▶ _Supplied entries_:
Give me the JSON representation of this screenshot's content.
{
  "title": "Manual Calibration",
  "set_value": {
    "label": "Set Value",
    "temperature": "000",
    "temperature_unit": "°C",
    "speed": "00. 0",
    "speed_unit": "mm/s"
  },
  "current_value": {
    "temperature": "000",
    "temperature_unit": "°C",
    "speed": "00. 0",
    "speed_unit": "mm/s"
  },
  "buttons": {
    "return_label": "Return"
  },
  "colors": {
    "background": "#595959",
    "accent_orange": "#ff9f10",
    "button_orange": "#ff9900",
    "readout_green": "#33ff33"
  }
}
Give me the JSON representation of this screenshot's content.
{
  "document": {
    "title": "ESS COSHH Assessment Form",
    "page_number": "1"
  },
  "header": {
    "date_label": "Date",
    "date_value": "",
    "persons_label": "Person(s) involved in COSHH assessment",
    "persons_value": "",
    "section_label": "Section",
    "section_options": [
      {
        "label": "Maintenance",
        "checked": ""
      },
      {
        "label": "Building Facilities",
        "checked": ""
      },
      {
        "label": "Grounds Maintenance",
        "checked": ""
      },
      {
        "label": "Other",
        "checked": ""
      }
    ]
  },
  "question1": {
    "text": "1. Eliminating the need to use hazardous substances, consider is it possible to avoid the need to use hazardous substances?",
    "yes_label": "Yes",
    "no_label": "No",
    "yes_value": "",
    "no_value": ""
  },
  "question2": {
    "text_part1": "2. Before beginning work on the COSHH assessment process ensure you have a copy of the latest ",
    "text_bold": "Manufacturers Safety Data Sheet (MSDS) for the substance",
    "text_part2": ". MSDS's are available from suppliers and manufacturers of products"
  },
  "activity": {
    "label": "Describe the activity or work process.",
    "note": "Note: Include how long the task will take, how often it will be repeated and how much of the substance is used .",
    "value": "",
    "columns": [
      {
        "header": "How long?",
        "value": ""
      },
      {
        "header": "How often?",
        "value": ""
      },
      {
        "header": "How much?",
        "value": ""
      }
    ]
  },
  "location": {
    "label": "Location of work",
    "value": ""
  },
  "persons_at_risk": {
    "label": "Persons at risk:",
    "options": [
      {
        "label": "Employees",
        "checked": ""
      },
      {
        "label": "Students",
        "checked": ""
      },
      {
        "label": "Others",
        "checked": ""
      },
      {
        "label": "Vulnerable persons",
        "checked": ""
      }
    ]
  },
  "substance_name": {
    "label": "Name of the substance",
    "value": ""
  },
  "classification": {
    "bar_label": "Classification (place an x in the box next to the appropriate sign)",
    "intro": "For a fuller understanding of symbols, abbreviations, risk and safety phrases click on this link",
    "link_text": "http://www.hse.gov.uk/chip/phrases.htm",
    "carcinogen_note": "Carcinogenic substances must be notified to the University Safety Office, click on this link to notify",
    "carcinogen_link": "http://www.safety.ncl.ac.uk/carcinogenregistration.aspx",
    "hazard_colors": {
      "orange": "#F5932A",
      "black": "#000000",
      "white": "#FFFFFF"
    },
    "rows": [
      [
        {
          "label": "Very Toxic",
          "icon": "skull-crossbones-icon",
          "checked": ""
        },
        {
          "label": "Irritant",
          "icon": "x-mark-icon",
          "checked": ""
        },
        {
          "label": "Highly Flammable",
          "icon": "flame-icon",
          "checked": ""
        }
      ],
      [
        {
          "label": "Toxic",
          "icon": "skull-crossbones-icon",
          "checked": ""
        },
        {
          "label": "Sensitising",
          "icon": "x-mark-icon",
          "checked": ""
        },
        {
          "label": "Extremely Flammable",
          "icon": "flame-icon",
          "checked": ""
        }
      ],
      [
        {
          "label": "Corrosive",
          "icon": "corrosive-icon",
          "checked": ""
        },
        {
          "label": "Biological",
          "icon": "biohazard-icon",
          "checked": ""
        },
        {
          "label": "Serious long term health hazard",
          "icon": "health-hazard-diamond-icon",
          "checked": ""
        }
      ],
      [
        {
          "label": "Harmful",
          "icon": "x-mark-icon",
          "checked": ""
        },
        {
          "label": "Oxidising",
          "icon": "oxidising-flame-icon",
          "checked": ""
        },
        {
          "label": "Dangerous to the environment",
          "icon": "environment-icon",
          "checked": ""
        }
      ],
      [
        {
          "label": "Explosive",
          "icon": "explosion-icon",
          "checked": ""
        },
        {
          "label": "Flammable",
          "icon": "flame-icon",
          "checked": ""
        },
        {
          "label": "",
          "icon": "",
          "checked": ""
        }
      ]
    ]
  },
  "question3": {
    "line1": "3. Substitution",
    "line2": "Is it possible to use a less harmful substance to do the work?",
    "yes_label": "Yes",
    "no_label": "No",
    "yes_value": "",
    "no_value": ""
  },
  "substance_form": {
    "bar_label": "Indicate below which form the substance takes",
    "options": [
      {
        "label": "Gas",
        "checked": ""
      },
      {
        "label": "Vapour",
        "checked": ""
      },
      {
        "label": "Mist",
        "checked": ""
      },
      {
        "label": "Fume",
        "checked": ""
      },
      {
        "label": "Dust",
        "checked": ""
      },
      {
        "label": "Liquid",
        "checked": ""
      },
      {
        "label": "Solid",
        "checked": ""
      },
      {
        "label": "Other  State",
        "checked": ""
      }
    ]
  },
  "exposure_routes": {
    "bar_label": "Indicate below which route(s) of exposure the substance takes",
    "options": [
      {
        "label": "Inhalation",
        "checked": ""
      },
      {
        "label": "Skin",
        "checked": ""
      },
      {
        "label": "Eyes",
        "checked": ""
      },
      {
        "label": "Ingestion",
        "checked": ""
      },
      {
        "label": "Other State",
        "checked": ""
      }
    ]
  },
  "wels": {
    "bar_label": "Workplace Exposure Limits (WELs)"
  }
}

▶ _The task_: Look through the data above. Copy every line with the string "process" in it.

▶ _Reply to the exercise_:
    "text_part1": "2. Before beginning work on the COSHH assessment process ensure you have a copy of the latest ",
    "label": "Describe the activity or work process.",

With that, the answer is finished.